Exercise objective
Report all lines of the records that contain "daniu".

Information provided
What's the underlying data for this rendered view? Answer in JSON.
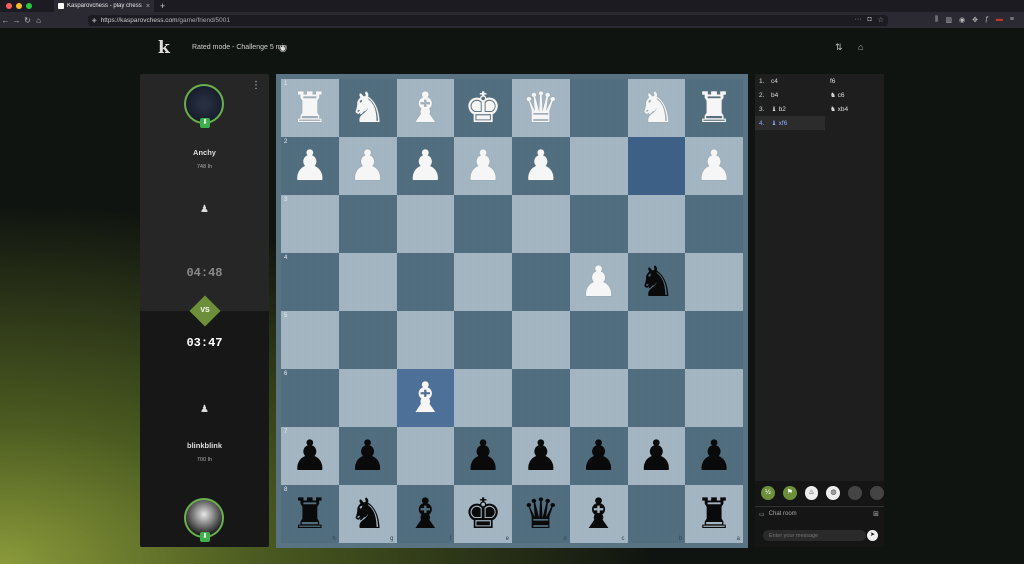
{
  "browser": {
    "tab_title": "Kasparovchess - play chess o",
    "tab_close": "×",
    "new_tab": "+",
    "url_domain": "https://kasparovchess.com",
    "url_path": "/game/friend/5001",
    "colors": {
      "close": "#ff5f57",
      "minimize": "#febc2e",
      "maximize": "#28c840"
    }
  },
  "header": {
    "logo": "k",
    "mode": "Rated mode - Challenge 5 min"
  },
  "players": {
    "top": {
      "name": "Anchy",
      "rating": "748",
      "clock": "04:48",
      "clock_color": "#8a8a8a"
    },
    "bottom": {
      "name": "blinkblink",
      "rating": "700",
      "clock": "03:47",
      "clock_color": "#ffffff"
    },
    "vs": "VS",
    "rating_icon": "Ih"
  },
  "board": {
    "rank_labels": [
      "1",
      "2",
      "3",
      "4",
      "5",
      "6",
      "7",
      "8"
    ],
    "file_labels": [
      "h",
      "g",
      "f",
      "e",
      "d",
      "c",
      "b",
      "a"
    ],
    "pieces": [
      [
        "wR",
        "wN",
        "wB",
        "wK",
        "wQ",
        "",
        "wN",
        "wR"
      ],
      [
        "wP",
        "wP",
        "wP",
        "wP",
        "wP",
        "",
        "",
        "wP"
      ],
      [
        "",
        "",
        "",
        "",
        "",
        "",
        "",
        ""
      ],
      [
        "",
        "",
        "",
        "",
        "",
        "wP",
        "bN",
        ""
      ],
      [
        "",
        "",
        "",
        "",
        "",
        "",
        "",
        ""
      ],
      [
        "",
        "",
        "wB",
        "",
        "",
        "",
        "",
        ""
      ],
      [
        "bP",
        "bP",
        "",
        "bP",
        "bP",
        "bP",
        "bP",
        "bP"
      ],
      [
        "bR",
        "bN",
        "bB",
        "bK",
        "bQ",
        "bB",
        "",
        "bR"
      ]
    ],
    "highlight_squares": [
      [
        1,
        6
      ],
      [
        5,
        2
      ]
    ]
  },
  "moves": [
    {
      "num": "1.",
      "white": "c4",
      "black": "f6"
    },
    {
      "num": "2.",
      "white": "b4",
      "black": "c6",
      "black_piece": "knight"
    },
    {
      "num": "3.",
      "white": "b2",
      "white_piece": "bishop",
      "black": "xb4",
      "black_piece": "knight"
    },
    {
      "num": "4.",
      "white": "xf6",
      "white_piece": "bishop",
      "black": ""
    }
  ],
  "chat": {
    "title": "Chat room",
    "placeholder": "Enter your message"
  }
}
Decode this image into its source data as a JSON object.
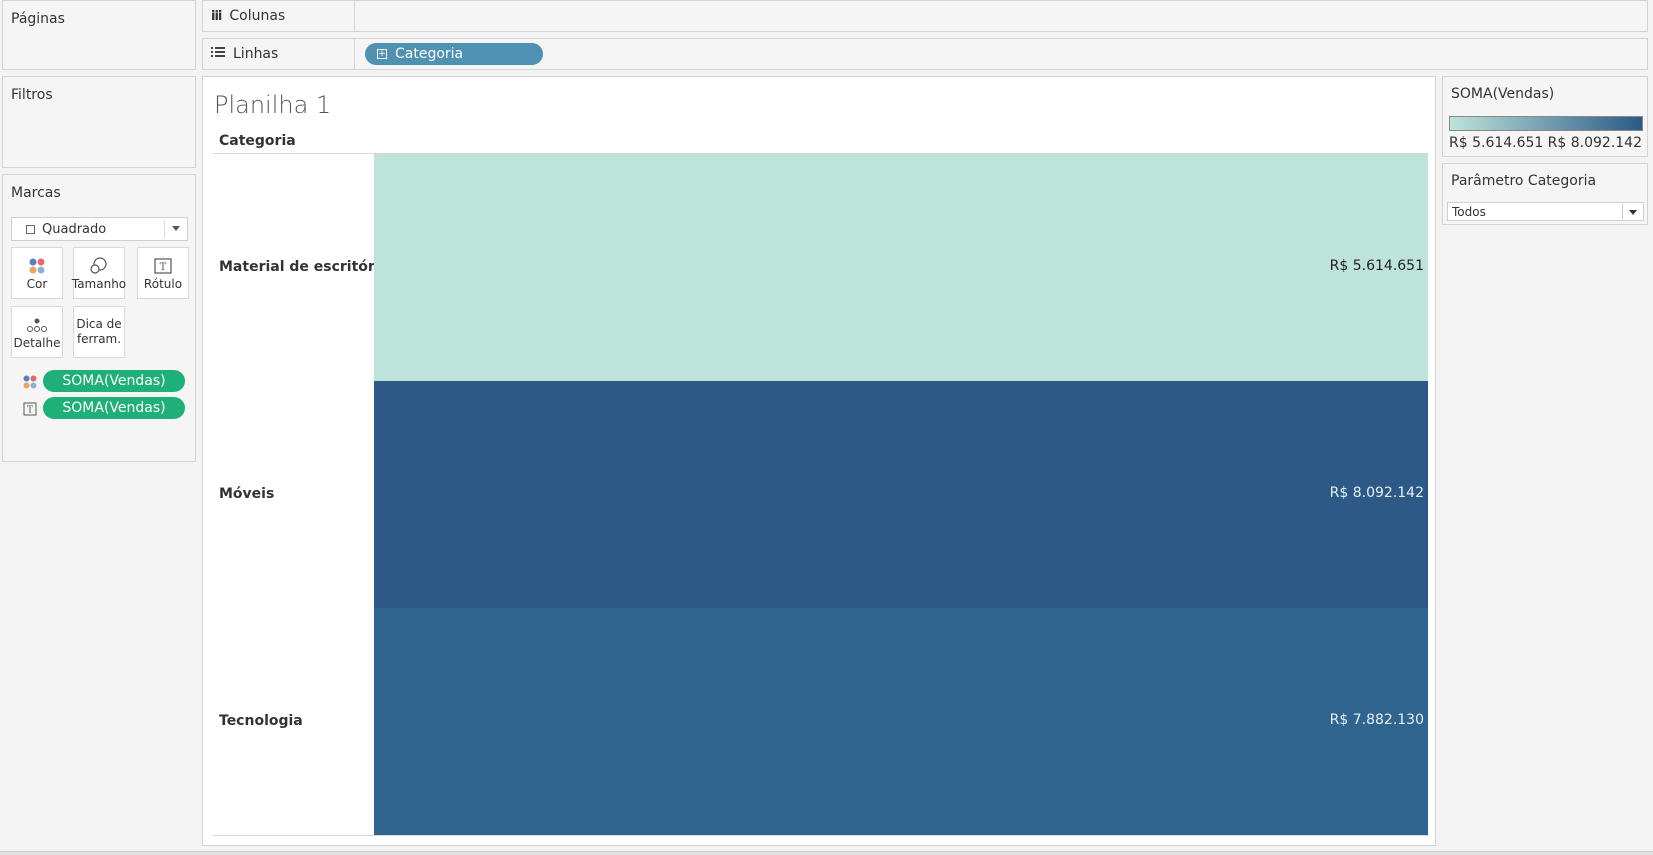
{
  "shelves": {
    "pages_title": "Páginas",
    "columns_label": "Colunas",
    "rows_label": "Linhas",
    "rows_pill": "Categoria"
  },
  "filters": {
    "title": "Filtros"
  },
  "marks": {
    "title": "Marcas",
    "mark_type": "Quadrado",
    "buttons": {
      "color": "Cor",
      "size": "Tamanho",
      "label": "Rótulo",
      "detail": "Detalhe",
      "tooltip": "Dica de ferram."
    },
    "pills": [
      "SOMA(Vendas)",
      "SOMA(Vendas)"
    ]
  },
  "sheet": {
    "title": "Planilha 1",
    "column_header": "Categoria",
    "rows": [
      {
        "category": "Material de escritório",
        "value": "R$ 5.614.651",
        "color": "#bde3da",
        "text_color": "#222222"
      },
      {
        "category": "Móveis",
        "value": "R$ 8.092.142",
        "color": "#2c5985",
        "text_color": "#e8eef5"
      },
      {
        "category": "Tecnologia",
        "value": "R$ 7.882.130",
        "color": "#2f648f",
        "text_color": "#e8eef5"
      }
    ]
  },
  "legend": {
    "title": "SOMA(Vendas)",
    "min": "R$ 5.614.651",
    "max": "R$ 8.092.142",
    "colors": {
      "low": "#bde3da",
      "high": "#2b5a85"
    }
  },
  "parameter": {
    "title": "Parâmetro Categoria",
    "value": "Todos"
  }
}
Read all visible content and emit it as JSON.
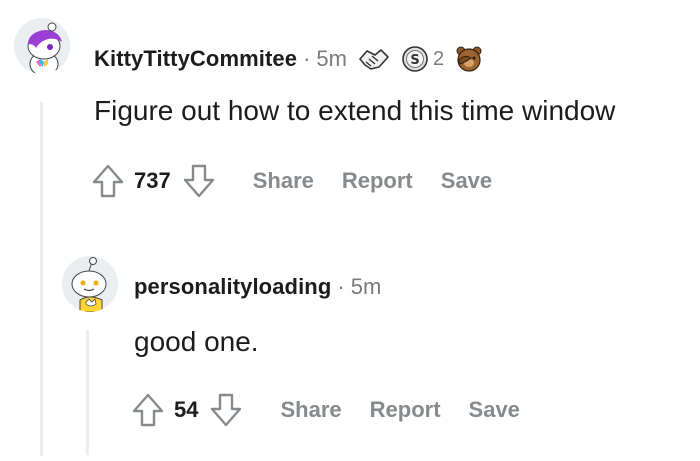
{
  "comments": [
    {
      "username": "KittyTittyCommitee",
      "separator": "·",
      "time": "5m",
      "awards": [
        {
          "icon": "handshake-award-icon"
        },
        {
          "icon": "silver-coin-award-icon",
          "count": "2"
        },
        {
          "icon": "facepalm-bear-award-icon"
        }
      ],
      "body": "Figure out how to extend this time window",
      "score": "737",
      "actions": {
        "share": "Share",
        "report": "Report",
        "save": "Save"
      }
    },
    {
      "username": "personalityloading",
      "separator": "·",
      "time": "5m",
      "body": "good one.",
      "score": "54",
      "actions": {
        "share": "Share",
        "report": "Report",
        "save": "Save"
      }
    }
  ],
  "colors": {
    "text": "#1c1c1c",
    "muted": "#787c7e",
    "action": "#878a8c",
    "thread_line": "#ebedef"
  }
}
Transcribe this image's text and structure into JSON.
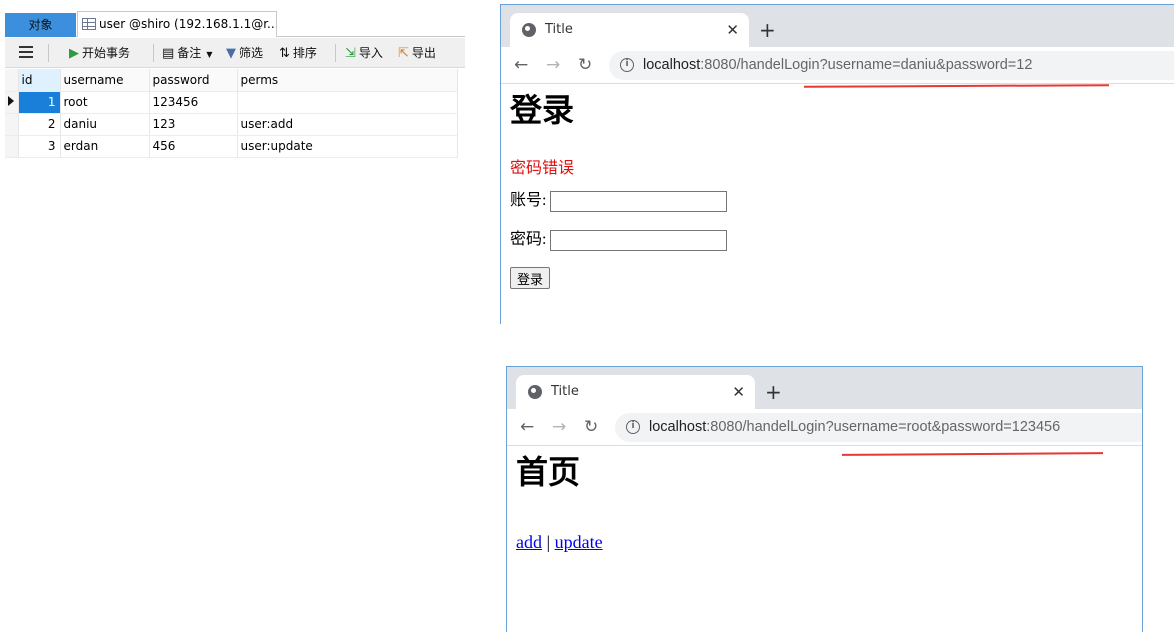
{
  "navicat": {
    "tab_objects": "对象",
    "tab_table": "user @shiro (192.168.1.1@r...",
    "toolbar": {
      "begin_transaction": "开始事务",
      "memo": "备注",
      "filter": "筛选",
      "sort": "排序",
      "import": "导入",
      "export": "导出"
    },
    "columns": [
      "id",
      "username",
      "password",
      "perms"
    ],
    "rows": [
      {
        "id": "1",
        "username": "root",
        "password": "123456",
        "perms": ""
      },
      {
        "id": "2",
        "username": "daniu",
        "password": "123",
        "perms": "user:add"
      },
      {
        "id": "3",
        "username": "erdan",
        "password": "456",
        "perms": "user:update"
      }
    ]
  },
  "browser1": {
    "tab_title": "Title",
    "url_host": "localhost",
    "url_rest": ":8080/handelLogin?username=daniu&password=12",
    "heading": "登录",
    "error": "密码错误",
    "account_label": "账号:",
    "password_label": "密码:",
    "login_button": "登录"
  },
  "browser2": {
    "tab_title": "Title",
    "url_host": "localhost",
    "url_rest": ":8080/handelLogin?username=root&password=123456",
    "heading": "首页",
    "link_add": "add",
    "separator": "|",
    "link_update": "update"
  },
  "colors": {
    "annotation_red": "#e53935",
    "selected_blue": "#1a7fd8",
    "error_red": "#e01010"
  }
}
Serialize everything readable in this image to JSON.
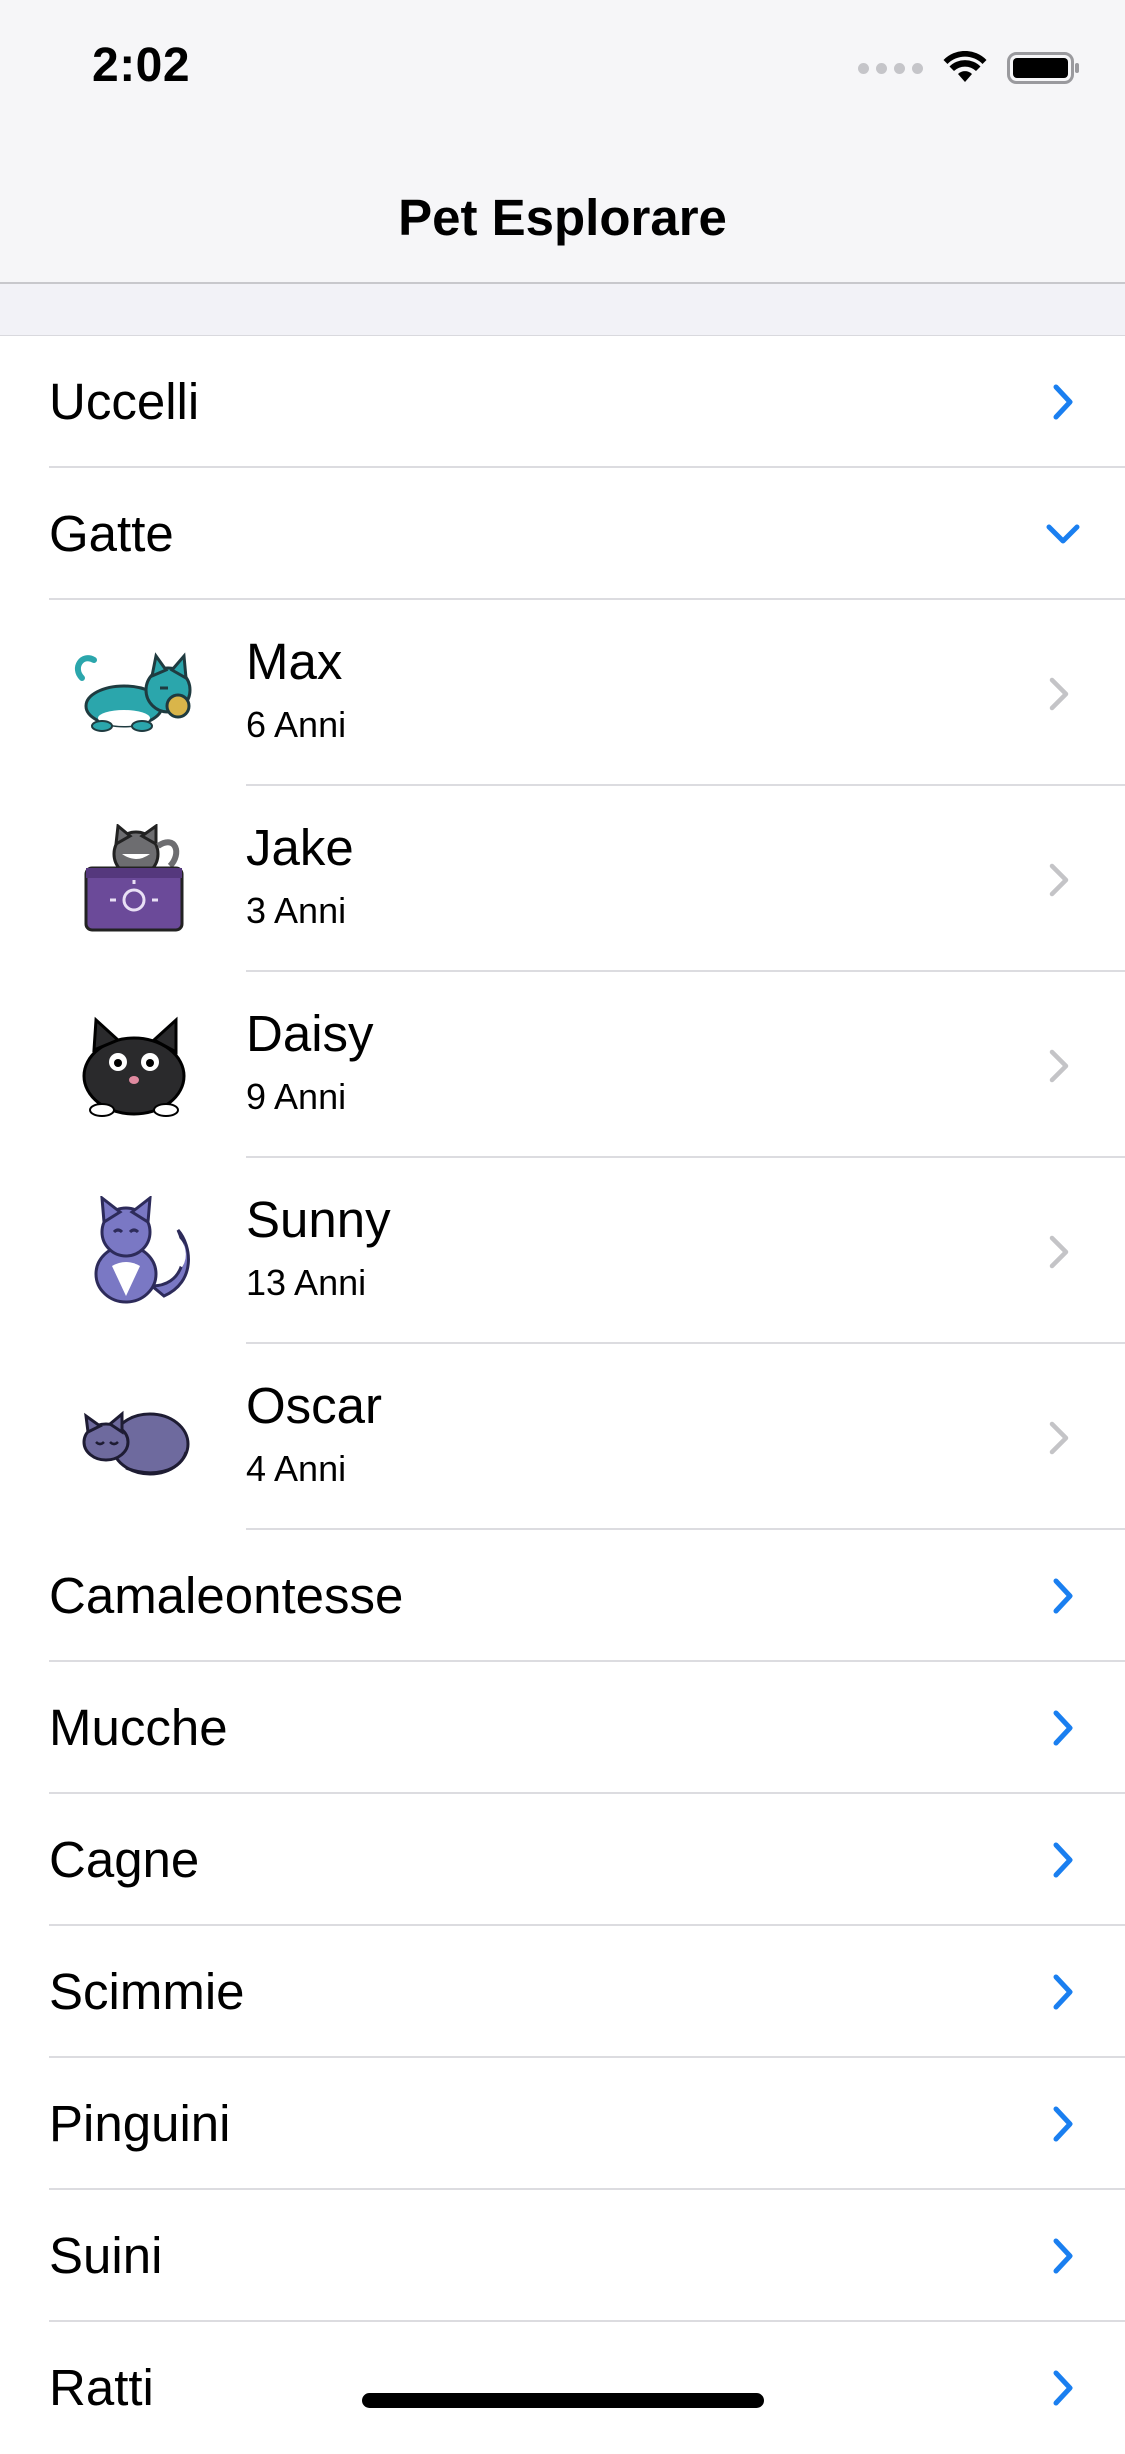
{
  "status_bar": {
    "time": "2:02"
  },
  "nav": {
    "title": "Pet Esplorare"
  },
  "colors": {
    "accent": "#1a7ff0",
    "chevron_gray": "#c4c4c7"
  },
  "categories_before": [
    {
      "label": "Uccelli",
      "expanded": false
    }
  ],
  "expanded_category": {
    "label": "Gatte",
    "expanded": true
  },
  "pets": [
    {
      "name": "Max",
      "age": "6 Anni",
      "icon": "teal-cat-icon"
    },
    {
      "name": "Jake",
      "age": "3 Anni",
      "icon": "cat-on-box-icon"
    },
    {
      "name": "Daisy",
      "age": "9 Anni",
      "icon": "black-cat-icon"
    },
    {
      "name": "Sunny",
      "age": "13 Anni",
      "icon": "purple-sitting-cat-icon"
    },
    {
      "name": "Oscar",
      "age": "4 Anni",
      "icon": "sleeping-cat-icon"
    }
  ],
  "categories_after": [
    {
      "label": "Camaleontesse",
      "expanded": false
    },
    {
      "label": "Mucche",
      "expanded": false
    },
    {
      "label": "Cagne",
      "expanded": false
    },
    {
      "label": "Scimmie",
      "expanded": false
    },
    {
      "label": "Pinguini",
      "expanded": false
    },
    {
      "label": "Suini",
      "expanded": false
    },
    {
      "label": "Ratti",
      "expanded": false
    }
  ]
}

Task result
        "username": "daniu",
    "url_rest": ":8080/handelLogin?username=daniu&password=12",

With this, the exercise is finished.